Natural ecosystems like rainforests and coral reefs offer valuable insights into how organizations can navigate complexity. These systems have millions of years of experience developing strategies to thrive amidst constant change, demonstrating an ability to connect, adapt, and innovate.
Companies can learn from these systems by fostering meaningful relationships with diverse stakeholders, continuously upgrading their orientation to suit a changing context, and proactively transforming challenges into opportunities for innovation.
This approach allows companies to create long-term value, promote global sustainability, and foster innovation for a more prosperous and equitable future.

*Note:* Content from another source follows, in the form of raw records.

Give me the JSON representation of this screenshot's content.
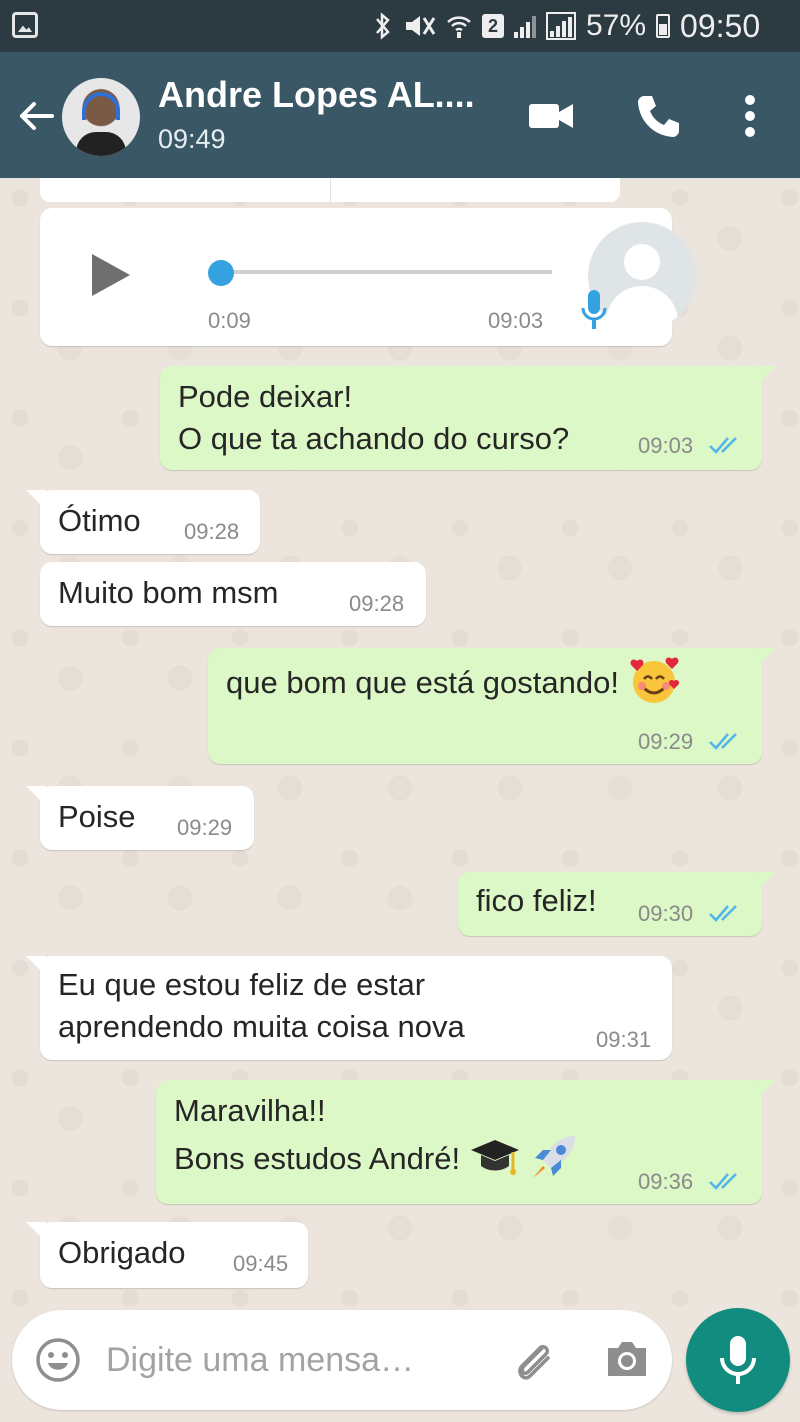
{
  "status_bar": {
    "battery_percent": "57%",
    "clock": "09:50",
    "sim_slot": "2"
  },
  "header": {
    "contact_name": "Andre Lopes AL....",
    "last_seen": "09:49"
  },
  "audio_message": {
    "duration": "0:09",
    "time": "09:03"
  },
  "messages": [
    {
      "direction": "out",
      "lines": [
        "Pode deixar!",
        "O que ta achando do curso?"
      ],
      "time": "09:03",
      "read": true
    },
    {
      "direction": "in",
      "lines": [
        "Ótimo"
      ],
      "time": "09:28"
    },
    {
      "direction": "in",
      "lines": [
        "Muito bom msm"
      ],
      "time": "09:28"
    },
    {
      "direction": "out",
      "lines": [
        "que bom que está gostando!"
      ],
      "emoji": "smiling-face-with-hearts",
      "time": "09:29",
      "read": true
    },
    {
      "direction": "in",
      "lines": [
        "Poise"
      ],
      "time": "09:29"
    },
    {
      "direction": "out",
      "lines": [
        "fico feliz!"
      ],
      "time": "09:30",
      "read": true
    },
    {
      "direction": "in",
      "lines": [
        "Eu que estou feliz de estar",
        "aprendendo muita coisa nova"
      ],
      "time": "09:31"
    },
    {
      "direction": "out",
      "lines": [
        "Maravilha!!",
        "Bons estudos André!"
      ],
      "emoji": "graduation-cap rocket",
      "time": "09:36",
      "read": true
    },
    {
      "direction": "in",
      "lines": [
        "Obrigado"
      ],
      "time": "09:45"
    }
  ],
  "composer": {
    "placeholder": "Digite uma mensa…"
  },
  "colors": {
    "header": "#3a5766",
    "status_bar": "#2c3a42",
    "outgoing_bubble": "#dcf8c6",
    "incoming_bubble": "#ffffff",
    "read_ticks": "#4fb6ec",
    "fab": "#128c7e",
    "audio_accent": "#34a2e0"
  },
  "icons": {
    "status": [
      "gallery-icon",
      "bluetooth-icon",
      "mute-icon",
      "wifi-icon",
      "sim-icon",
      "signal-icon",
      "battery-icon"
    ],
    "header": [
      "back-arrow-icon",
      "video-call-icon",
      "phone-icon",
      "more-vert-icon"
    ],
    "composer": [
      "emoji-icon",
      "attach-icon",
      "camera-icon",
      "mic-icon"
    ]
  }
}
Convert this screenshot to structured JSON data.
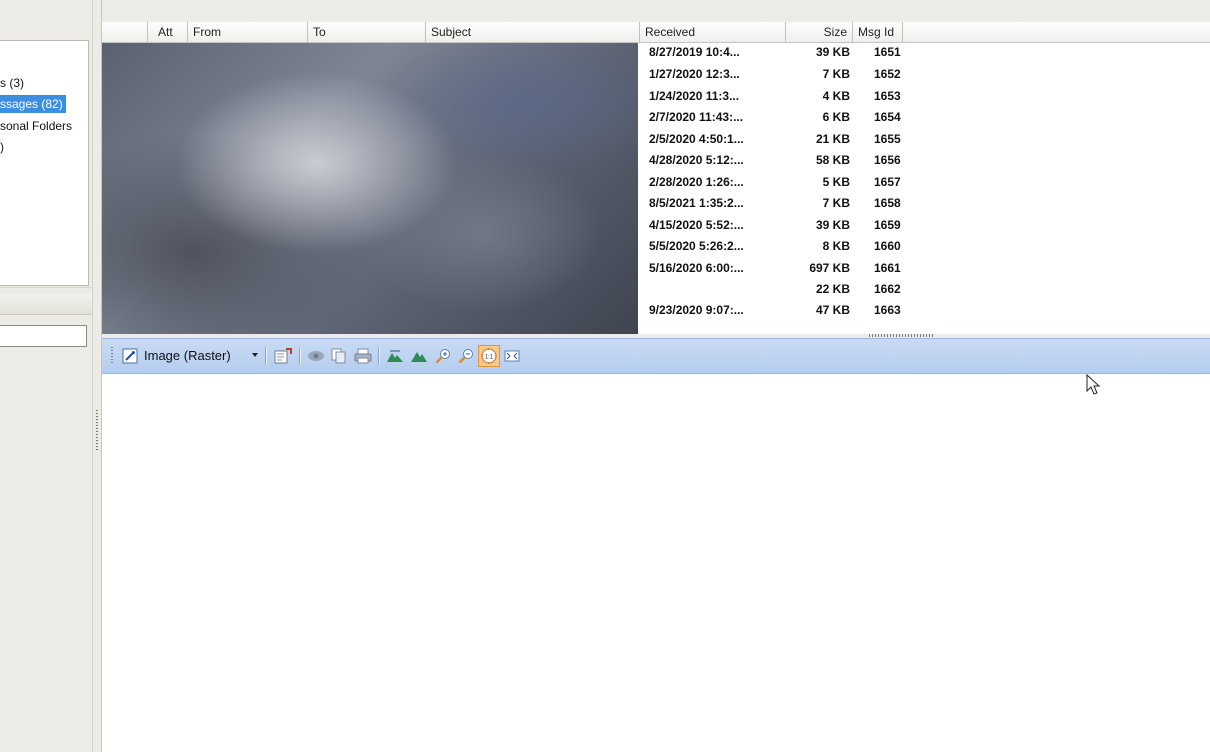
{
  "folders": [
    {
      "label": "s (3)",
      "selected": false
    },
    {
      "label": "ssages (82)",
      "selected": true
    },
    {
      "label": "sonal Folders",
      "selected": false
    },
    {
      "label": ")",
      "selected": false
    }
  ],
  "columns": {
    "att": "Att",
    "from": "From",
    "to": "To",
    "subject": "Subject",
    "received": "Received",
    "size": "Size",
    "msg_id": "Msg Id"
  },
  "messages": [
    {
      "received": "8/27/2019 10:4...",
      "size": "39 KB",
      "msg_id": "1651"
    },
    {
      "received": "1/27/2020 12:3...",
      "size": "7 KB",
      "msg_id": "1652"
    },
    {
      "received": "1/24/2020 11:3...",
      "size": "4 KB",
      "msg_id": "1653"
    },
    {
      "received": "2/7/2020 11:43:...",
      "size": "6 KB",
      "msg_id": "1654"
    },
    {
      "received": "2/5/2020 4:50:1...",
      "size": "21 KB",
      "msg_id": "1655"
    },
    {
      "received": "4/28/2020 5:12:...",
      "size": "58 KB",
      "msg_id": "1656"
    },
    {
      "received": "2/28/2020 1:26:...",
      "size": "5 KB",
      "msg_id": "1657"
    },
    {
      "received": "8/5/2021 1:35:2...",
      "size": "7 KB",
      "msg_id": "1658"
    },
    {
      "received": "4/15/2020 5:52:...",
      "size": "39 KB",
      "msg_id": "1659"
    },
    {
      "received": "5/5/2020 5:26:2...",
      "size": "8 KB",
      "msg_id": "1660"
    },
    {
      "received": "5/16/2020 6:00:...",
      "size": "697 KB",
      "msg_id": "1661"
    },
    {
      "received": "",
      "size": "22 KB",
      "msg_id": "1662"
    },
    {
      "received": "9/23/2020 9:07:...",
      "size": "47 KB",
      "msg_id": "1663"
    }
  ],
  "viewer_toolbar": {
    "mode_label": "Image (Raster)",
    "icons": [
      "properties-icon",
      "view-icon",
      "copy-icon",
      "print-icon",
      "flip-horizontal-icon",
      "flip-vertical-icon",
      "zoom-in-icon",
      "zoom-out-icon",
      "actual-size-icon",
      "fit-to-window-icon"
    ],
    "active_icon": "actual-size-icon",
    "actual_size_text": "1:1"
  },
  "colors": {
    "selection": "#3c8ee3",
    "toolbar": "#bfd5f2",
    "active_button": "#f7c98d"
  }
}
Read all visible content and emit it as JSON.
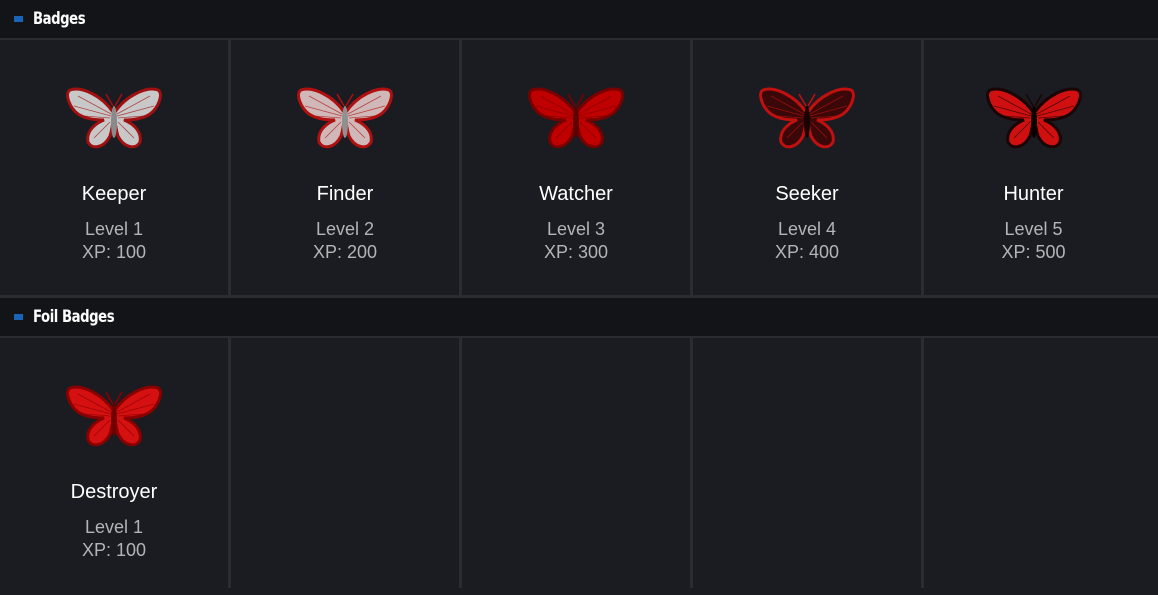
{
  "sections": [
    {
      "title": "Badges",
      "badges": [
        {
          "name": "Keeper",
          "level": "Level 1",
          "xp": "XP: 100",
          "icon": "butterfly-icon-white",
          "wing": "#c8c8c8",
          "edge": "#a01010",
          "body": "#8a8a8a"
        },
        {
          "name": "Finder",
          "level": "Level 2",
          "xp": "XP: 200",
          "icon": "butterfly-icon-pale",
          "wing": "#d0b8b8",
          "edge": "#b01010",
          "body": "#909090"
        },
        {
          "name": "Watcher",
          "level": "Level 3",
          "xp": "XP: 300",
          "icon": "butterfly-icon-red",
          "wing": "#c00000",
          "edge": "#7a0000",
          "body": "#600000"
        },
        {
          "name": "Seeker",
          "level": "Level 4",
          "xp": "XP: 400",
          "icon": "butterfly-icon-dark",
          "wing": "#3a0808",
          "edge": "#c01010",
          "body": "#1a0000"
        },
        {
          "name": "Hunter",
          "level": "Level 5",
          "xp": "XP: 500",
          "icon": "butterfly-icon-black-red",
          "wing": "#d01010",
          "edge": "#1a0404",
          "body": "#0a0000"
        }
      ]
    },
    {
      "title": "Foil Badges",
      "badges": [
        {
          "name": "Destroyer",
          "level": "Level 1",
          "xp": "XP: 100",
          "icon": "butterfly-icon-foil",
          "wing": "#d41010",
          "edge": "#8a0000",
          "body": "#700000"
        }
      ],
      "empty_slots": 4
    }
  ],
  "colors": {
    "accent": "#1a64b8",
    "background": "#1b1c21",
    "header_background": "#131417"
  }
}
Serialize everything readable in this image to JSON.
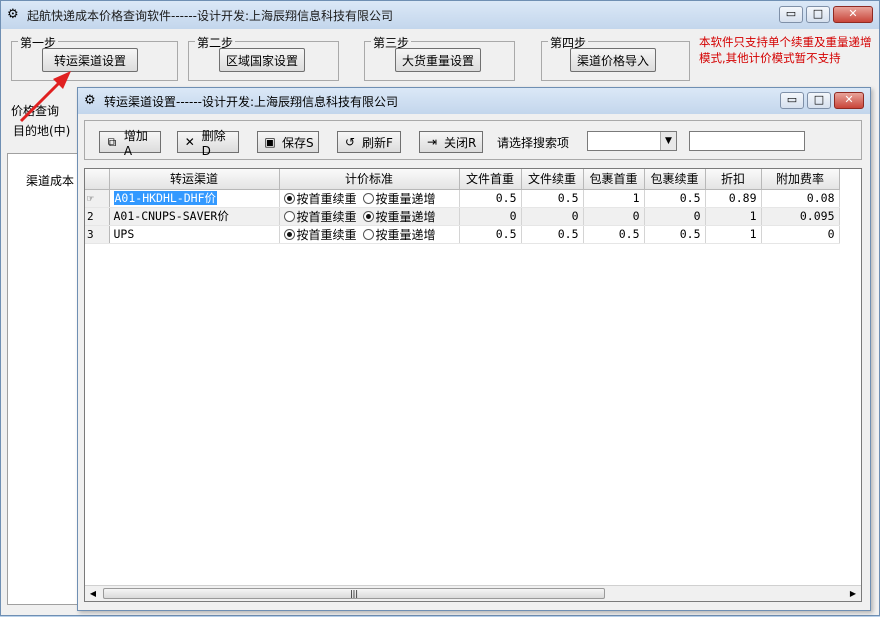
{
  "main": {
    "title": "起航快递成本价格查询软件------设计开发:上海辰翔信息科技有限公司",
    "window_controls": {
      "minimize": "▭",
      "maximize": "□",
      "close": "✕"
    }
  },
  "steps": [
    {
      "label": "第一步",
      "button": "转运渠道设置"
    },
    {
      "label": "第二步",
      "button": "区域国家设置"
    },
    {
      "label": "第三步",
      "button": "大货重量设置"
    },
    {
      "label": "第四步",
      "button": "渠道价格导入"
    }
  ],
  "notice": "本软件只支持单个续重及重量递增模式,其他计价模式暂不支持",
  "query": {
    "group_label": "价格查询",
    "destination_label": "目的地(中)"
  },
  "left_tab": "渠道成本",
  "child": {
    "title": "转运渠道设置------设计开发:上海辰翔信息科技有限公司",
    "toolbar": {
      "add": "增加A",
      "delete": "删除D",
      "save": "保存S",
      "refresh": "刷新F",
      "close": "关闭R",
      "search_label": "请选择搜索项",
      "search_value": ""
    },
    "columns": [
      "转运渠道",
      "计价标准",
      "文件首重",
      "文件续重",
      "包裹首重",
      "包裹续重",
      "折扣",
      "附加费率"
    ],
    "radio_labels": {
      "first_continue": "按首重续重",
      "weight_increase": "按重量递增"
    },
    "rows": [
      {
        "num": "",
        "channel": "A01-HKDHL-DHF价",
        "mode": "first",
        "file_first": "0.5",
        "file_cont": "0.5",
        "parcel_first": "1",
        "parcel_cont": "0.5",
        "discount": "0.89",
        "surcharge": "0.08"
      },
      {
        "num": "2",
        "channel": "A01-CNUPS-SAVER价",
        "mode": "increase",
        "file_first": "0",
        "file_cont": "0",
        "parcel_first": "0",
        "parcel_cont": "0",
        "discount": "1",
        "surcharge": "0.095"
      },
      {
        "num": "3",
        "channel": "UPS",
        "mode": "first",
        "file_first": "0.5",
        "file_cont": "0.5",
        "parcel_first": "0.5",
        "parcel_cont": "0.5",
        "discount": "1",
        "surcharge": "0"
      }
    ]
  },
  "colors": {
    "accent_red": "#d40000",
    "selection": "#3399ff",
    "title_bar": "#c3d6ec"
  }
}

Editor’s Note: The opinions expressed here by the authors are their own, not those of Impakter.com — In the Featured Photo: Aerial view of the Amazon Rainforest, near Manaus, the capital of the Brazilian state of Amazonas, Brazil. Featured Photo Credit: Neil Palmer/CIAT.